■ Exercise goal ■
Figure out the number of lines in the data that hold the string "date". Reply with that figure only.

——————————

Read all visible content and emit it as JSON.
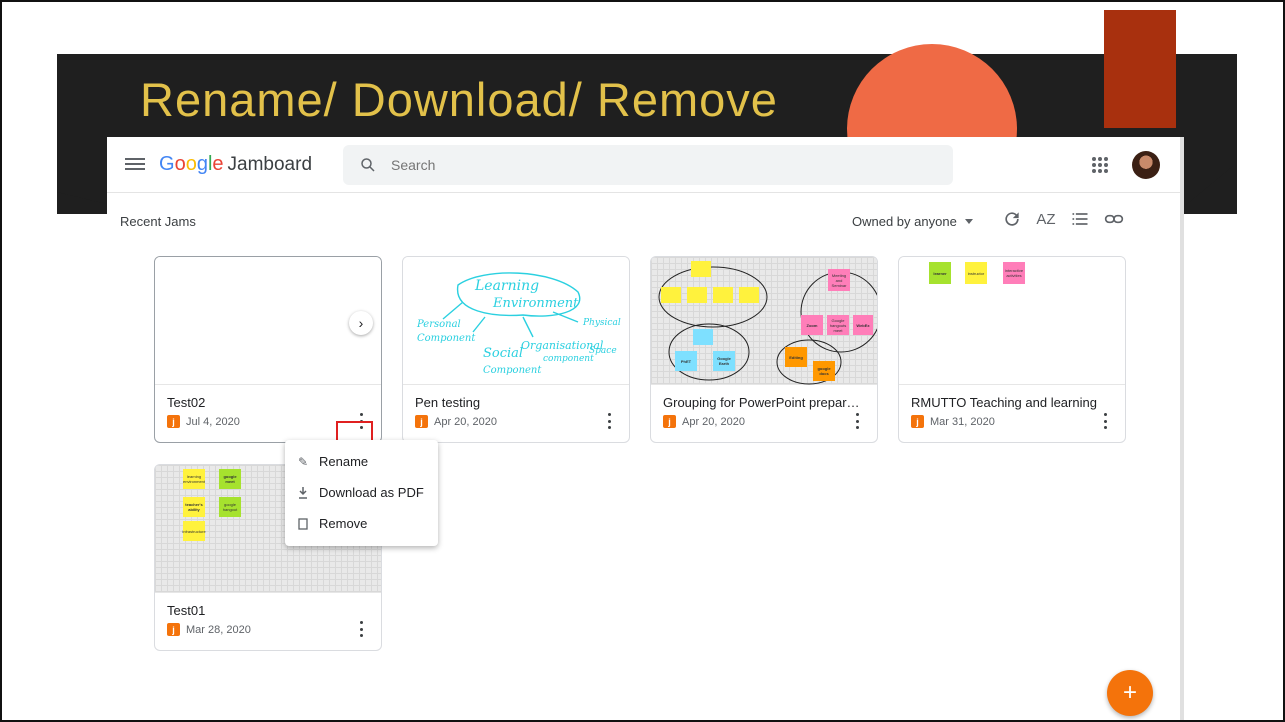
{
  "slide": {
    "title": "Rename/ Download/ Remove"
  },
  "app": {
    "logo": {
      "google": "Google",
      "product": "Jamboard"
    },
    "search_placeholder": "Search",
    "section_title": "Recent Jams",
    "owner_filter": "Owned by anyone",
    "sort_label": "AZ"
  },
  "cards": [
    {
      "title": "Test02",
      "date": "Jul 4, 2020"
    },
    {
      "title": "Pen testing",
      "date": "Apr 20, 2020"
    },
    {
      "title": "Grouping for PowerPoint prepara...",
      "date": "Apr 20, 2020"
    },
    {
      "title": "RMUTTO Teaching and learning",
      "date": "Mar 31, 2020"
    },
    {
      "title": "Test01",
      "date": "Mar 28, 2020"
    }
  ],
  "thumbs": {
    "pen": {
      "l1": "Learning",
      "l2": "Environment",
      "a": "Personal",
      "b": "Component",
      "c": "Social",
      "d": "Component",
      "e": "Organisational",
      "f": "component",
      "g": "Physical",
      "h": "Space"
    },
    "grouping": [
      "PhET",
      "Google Earth",
      "Zoom",
      "Google hangouts meet",
      "WebEx",
      "Editing",
      "google docs",
      "Meeting and Seminar"
    ],
    "rmutto": [
      "learner",
      "instructor",
      "interactive activities"
    ],
    "test01": [
      "learning environment",
      "google meet",
      "teacher's ability",
      "google hangout",
      "infrastructure"
    ]
  },
  "menu": {
    "rename": "Rename",
    "download": "Download as PDF",
    "remove": "Remove"
  },
  "fab_label": "+",
  "colors": {
    "accent": "#f4730b",
    "title": "#e2c14a",
    "highlight": "#e02020"
  }
}
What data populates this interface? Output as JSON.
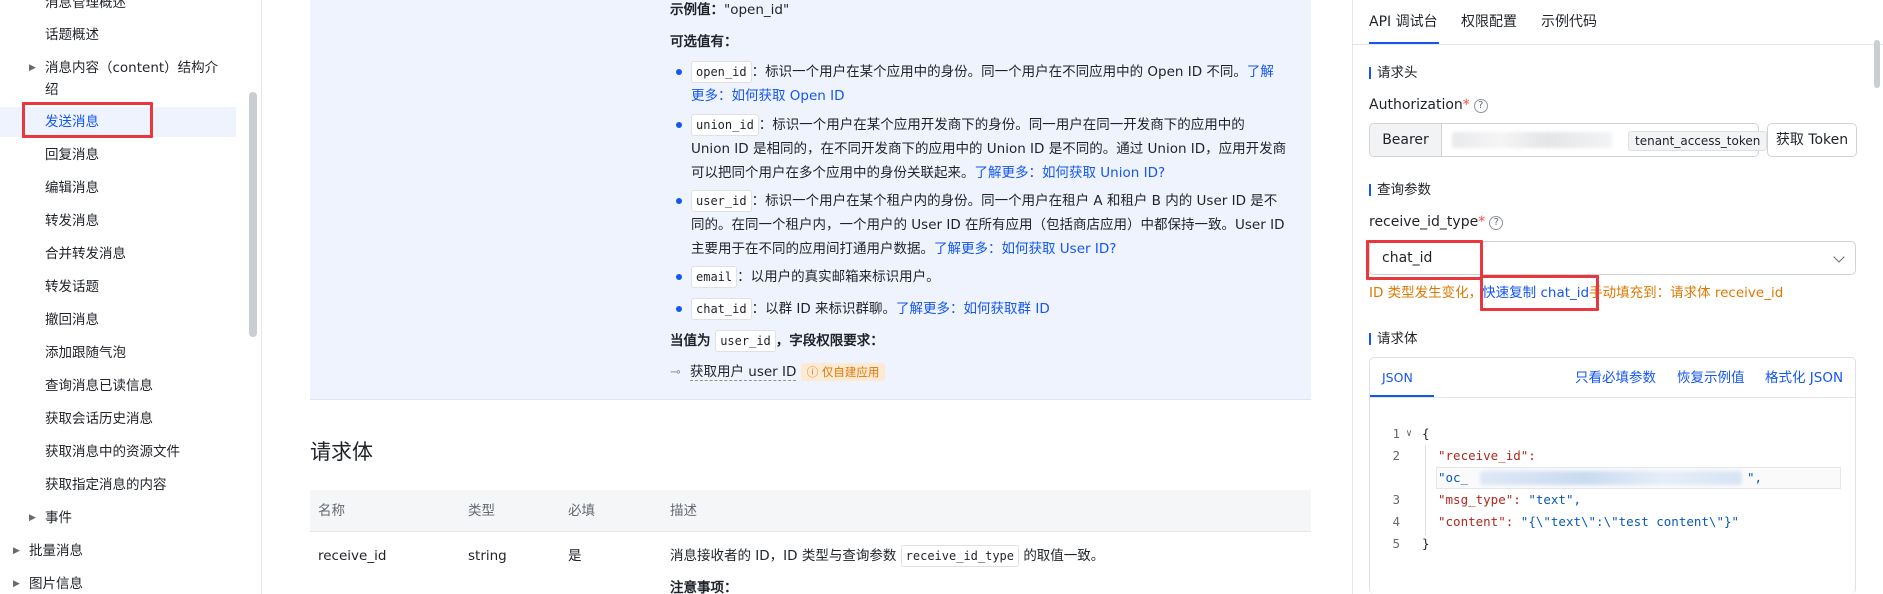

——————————

■ Response below ■
5